Andrew described the two main systems that TrashBack employs for attaining data. One he described was the “Citi/Polo” option and the other was the “Rolls Royce” option. The two were both novel systems that took front-end information and stored them for later use. The Rolls Royce option employed fingerprints to link pickers with their accounts and was able to store their data on separate servers that would keep data safe and private. “This data can be later used and easily aggregated and searched to find trends, carrying capacity of the system, and overall statistics needed by a business”. The team was definitely intrigued by the opportunity and asked what the general pricing options were. We were pleasantly surprised when the rate ended up being roughly 4500 ZAR a month, a notably low amount for implementation of a high technology item. The “Polo” option was definitely less feature-rich but still held significant promise. “It is more geared towards point of sales but it can be a versatile tool nonetheless,” described Andrew. The second option allowed for use of a pin number or ID number to identify a picker and held data for a shorter period of time. “This requires more diligent daily backup but is at a much simpler pace than the Rolls Royce option”. The “Polo” option gives the versatility of having a quick data entry system but requires people to offload data and use it more frequently so while useful it might increase overhead significantly.

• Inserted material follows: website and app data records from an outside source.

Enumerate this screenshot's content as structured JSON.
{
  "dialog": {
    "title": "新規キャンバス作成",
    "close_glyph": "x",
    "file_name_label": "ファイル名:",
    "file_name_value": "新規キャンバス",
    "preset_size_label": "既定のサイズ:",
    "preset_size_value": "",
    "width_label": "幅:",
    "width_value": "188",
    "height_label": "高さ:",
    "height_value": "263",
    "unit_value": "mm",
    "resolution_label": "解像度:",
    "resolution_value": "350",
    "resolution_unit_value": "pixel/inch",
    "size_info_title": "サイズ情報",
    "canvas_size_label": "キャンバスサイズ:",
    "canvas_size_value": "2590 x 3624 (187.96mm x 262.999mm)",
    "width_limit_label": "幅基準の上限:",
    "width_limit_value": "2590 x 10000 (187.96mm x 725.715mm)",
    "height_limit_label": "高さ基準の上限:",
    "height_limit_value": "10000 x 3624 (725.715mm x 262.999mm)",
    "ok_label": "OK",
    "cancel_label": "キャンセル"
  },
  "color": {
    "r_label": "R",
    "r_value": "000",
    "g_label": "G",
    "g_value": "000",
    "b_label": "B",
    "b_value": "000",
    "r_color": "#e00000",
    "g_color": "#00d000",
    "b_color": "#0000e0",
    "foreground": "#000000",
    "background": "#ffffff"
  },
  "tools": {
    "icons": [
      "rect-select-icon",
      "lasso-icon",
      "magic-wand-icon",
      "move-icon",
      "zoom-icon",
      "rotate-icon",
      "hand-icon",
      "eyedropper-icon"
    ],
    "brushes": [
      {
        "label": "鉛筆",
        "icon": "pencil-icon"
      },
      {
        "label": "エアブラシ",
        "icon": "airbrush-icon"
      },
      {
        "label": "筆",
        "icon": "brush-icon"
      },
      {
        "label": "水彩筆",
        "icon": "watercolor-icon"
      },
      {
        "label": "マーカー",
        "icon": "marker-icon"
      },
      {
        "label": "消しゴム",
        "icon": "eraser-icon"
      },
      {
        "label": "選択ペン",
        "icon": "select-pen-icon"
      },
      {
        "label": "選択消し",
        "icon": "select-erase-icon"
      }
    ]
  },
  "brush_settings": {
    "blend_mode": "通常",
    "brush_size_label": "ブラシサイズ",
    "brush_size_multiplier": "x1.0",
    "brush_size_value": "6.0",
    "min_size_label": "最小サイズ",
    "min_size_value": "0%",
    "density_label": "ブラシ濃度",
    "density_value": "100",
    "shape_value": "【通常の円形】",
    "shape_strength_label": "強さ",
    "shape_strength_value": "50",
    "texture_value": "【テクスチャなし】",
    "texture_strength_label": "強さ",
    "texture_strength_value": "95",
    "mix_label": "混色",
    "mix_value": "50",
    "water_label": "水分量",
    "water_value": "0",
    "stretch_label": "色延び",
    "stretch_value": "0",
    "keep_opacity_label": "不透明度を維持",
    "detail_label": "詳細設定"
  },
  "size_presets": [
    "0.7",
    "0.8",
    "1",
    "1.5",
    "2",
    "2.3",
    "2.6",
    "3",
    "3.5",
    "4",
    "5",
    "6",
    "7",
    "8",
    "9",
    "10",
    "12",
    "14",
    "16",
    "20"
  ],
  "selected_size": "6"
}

The group asked what people in the informal settlements thought of the biometrics and the technology-rich approach to data management and accounting. “It’s a duality,” explained Andrew. “The kids love it and really flock towards technology to try it out and see results. But the older people generally are more wary of the technology, especially if they are recent immigrants from countries like Nigeria, the Congo, or other areas of civil strife. The most common question we get is ‘Is this connected to the police?’ so we have to spend the time to ensure that the data remains private and that no data is being shared with anyone.”

Reflection and Learning: 

Talking to a successful entrepreneur in the formal recycling sector was an enlightening experience. Much of the conversation revolved around learning from pickers and interacting with the client to make a more usable product, which helps further our understanding of how to formulate a usable and sustainable path for Blue Sky’s future. The idea that as a project group we want to purvey something that will be usable for years to come and not something that will be swept to the wayside.

We also appreciated the duality of technology in informal settlement. Children are quick to pick up the technology and embrace its use while adults have a hard time and are customarily distrustful of it. It underlines how important it is to have security and consistency in a system, especially if customers have a reasonable expectancy of privacy. A company wants to ensure that their customer base is safe especially if they are a social enterprise and business like Blue Sky is; a manager would not want to put their customers privacy and well being in danger, especially with something so specific as biometrics.

Ideas for Going Forward:

The team is very excited with the opportunities that a program like TrashBack can bring to the table for data organization with Blue Sky. Another opportunity that we have lined up is CommSell, which will be an interesting dimension to add to our options while a hybrid of CommSell and TrashBack might be even more interesting yet.